- Ajay Subramanian & Robert A. Jarrow, 2001. "The Liquidity Discount," Mathematical Finance, Wiley Blackwell, vol. 11(4), pages 447-474.
- Cho, In-Koo & Kreps, David M, 1987.
"Signaling Games and Stable Equilibria,"
The Quarterly Journal of Economics,
MIT Press, vol. 102(2), pages 179-221, May.
- Chen, Chang-Chih & Shyu, So-De & Yang, Chih-Yuan, 2011. "Counterparty effects on capital structure decision in incomplete market," Economic Modelling, Elsevier, vol. 28(5), pages 2181-2189, September.
For technical questions regarding this item, or to correct its authors, title, abstract, bibliographic or download information, contact: (Mark Babcock).
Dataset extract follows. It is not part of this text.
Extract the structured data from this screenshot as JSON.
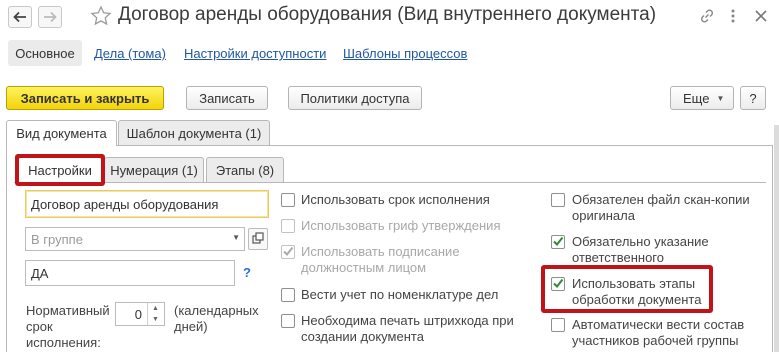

If you have authored this item and are not yet registered with RePEc, we encourage you to do it here. This allows to link your profile to this item. It also allows you to accept potential citations to this item that we are uncertain about.
If references are entirely missing, you can add them using this form.
If the full references list an item that is present in RePEc, but the system did not link to it, you can help with this form.
If you know of missing items citing this one, you can help us creating those links by adding the relevant references in the same way as above, for each refering item. If you are a registered author of this item, you may also want to check the "citations" tab in your profile, as there may be some citations waiting for confirmation.
Please note that corrections may take a couple of weeks to filter through the various RePEc services.